Emily Blunt decided not to watch the original Mary Poppins while filming the sequel because she did not want to be intimidated by musical legend Julie Andrews' performance.
After 54 years of waiting, Mary Poppins Returns sees everyone's favourite magical nanny, this time played by Blunt, fly back to the Banks house on Cherry Tree Lane to help the family deal with a tragedy.
Blunt jumped at the chance of playing the much-loved character from her childhood, but wary of the deep attachment many have to the original, she decided to refrain from re-watching during her preparation. "I waited until we wrapped," she tells press, including The National, in London. "I had memories of it, but I didn't have memories of the details of what Julie did, and I think that probably was a good thing, because I didn't want to be intimidated and I already had such a clear instinct of what I wanted to go with from the book that I didn't want to compromise at that point.
“Nobody wants to see me or anybody do a bad impersonation of Julie Andrews. It’s sacrilege to even try. I knew if I was going to take her on, it would have to be my own version of her.”
Blunt was nominated for a Screen Actors Guild Award for her performance before the film was even released. Predictably, the rumour mill has been in overdrive that this may be a sign that an Oscar nomination will be next.
But when asked about the Academy Award whispers, the 35-year-old was quick to play them down. “Let’s not. One step at a time guys,” she says.
Andrews, who won an Academy Award for her Mary Poppins performance, opted not to be in the sequel, but is said to have been very supportive of its production. “She has seen the film and wrote the most beautiful email about it,” Blunt revealed. “It was so moving.”
While Andrews decided not to return, eagle-eyed viewers will still notice a rather familiar face from the first film.

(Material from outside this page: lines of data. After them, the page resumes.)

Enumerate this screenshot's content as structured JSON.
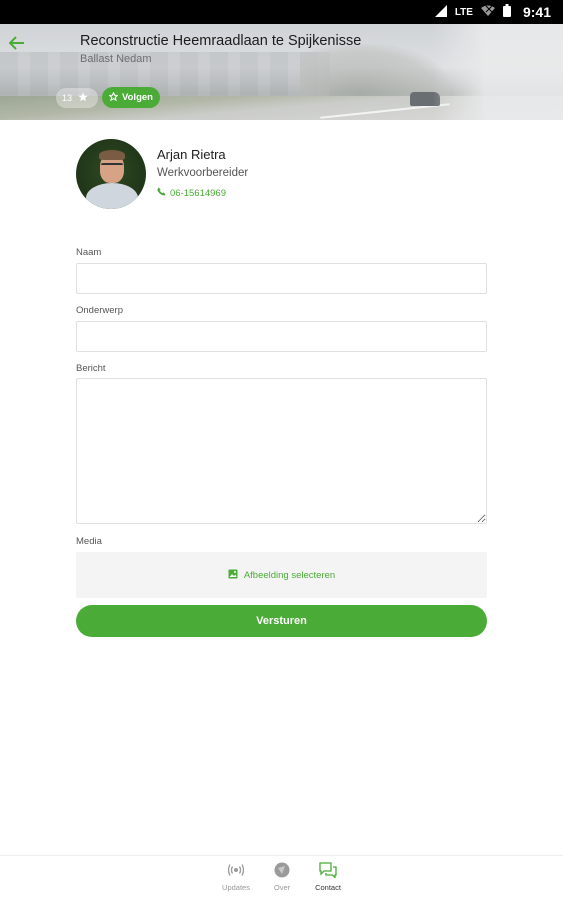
{
  "status_bar": {
    "network": "LTE",
    "time": "9:41"
  },
  "header": {
    "title": "Reconstructie Heemraadlaan te Spijkenisse",
    "subtitle": "Ballast Nedam",
    "counter": "13",
    "follow_label": "Volgen"
  },
  "contact": {
    "name": "Arjan Rietra",
    "role": "Werkvoorbereider",
    "phone": "06-15614969"
  },
  "form": {
    "name_label": "Naam",
    "name_value": "",
    "subject_label": "Onderwerp",
    "subject_value": "",
    "message_label": "Bericht",
    "message_value": "",
    "media_label": "Media",
    "media_button": "Afbeelding selecteren",
    "submit_label": "Versturen"
  },
  "bottom_nav": [
    {
      "label": "Updates",
      "icon": "broadcast-icon",
      "active": false
    },
    {
      "label": "Over",
      "icon": "info-icon",
      "active": false
    },
    {
      "label": "Contact",
      "icon": "chat-icon",
      "active": true
    }
  ],
  "colors": {
    "accent": "#4aac37",
    "status_bar": "#000000"
  }
}
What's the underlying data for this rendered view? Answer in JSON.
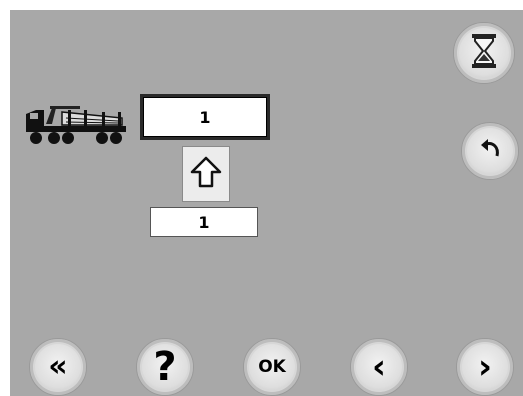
{
  "fields": {
    "top_value": "1",
    "bottom_value": "1"
  },
  "buttons": {
    "ok_label": "OK",
    "help_label": "?",
    "first_label": "«",
    "prev_label": "‹",
    "next_label": "›"
  },
  "icons": {
    "hourglass": "hourglass-icon",
    "undo": "undo-icon",
    "truck": "log-truck-icon",
    "arrow_up": "arrow-up-icon"
  },
  "colors": {
    "background": "#a8a8a8",
    "button_face": "#dedede"
  }
}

Dick Van Dyke, whose much-parodied cockney accent is almost as famous as the film itself, makes an all-singing all-dancing comeback right at the end.
Lin-Manuel Miranda plays a modern version of Van Dyke's chimney sweep called Jack. The 38-year-old American actor is best known for creating and starring in the Broadway smash hit Hamilton.
Aware of the inevitable scrutiny on his accent as an American, Miranda “chained himself” to a dialect coach and listened to music hall recordings from the 1930s to ensure his cockney voice sounded authentic. “Dick Van Dyke’s accent is so singular that we are still talking about it 54 years later,” he says, laughing. “I knew that my accent would be scrutinised and so all you can do is jump in and find your own way.”
As a self-confessed "musical theatre nerd", Mary Poppins was played on repeat in Miranda's household growing up. "I spent many hours dancing with Dick Van Dyke and penguins," he recalled. "It was a one-sided relationship until last year."
The all-star cast includes Blunt's The Devil Wears Prada co-star Meryl Streep, as well as Colin Firth, Julie Walters and nonagenarian Angela Lansbury. Emily Mortimer and Ben Whishaw play grown-up Jane and Michael Banks. Michael is now a recently widowed father of three, struggling to keep a roof over his children's heads. "In so many ways this second movie was connected to the first in ways that helped you feel safe," says Mortimer.
Mortimer's Jane Banks predecessor Karen Dotrice, now 63, also makes a special cameo, although she is likely only to be recognisable to diehard fans.
Set in 1930s London during the “Great Slump” rather than in the 1910s like the original, director Rob Marshall says he felt the choice of era would resonate well with audiences today.
Despite the references to the first film, Marshall was keen to make a sequel rather than a remake to pay homage rather than copy the treasured original. He returned to the original Mary Poppins books written by P L Travers for inspiration. "I wouldn't want to remake the original," he says. "It's too perfect."
Mary Poppins Returns is in cinemas across the UAE from December 27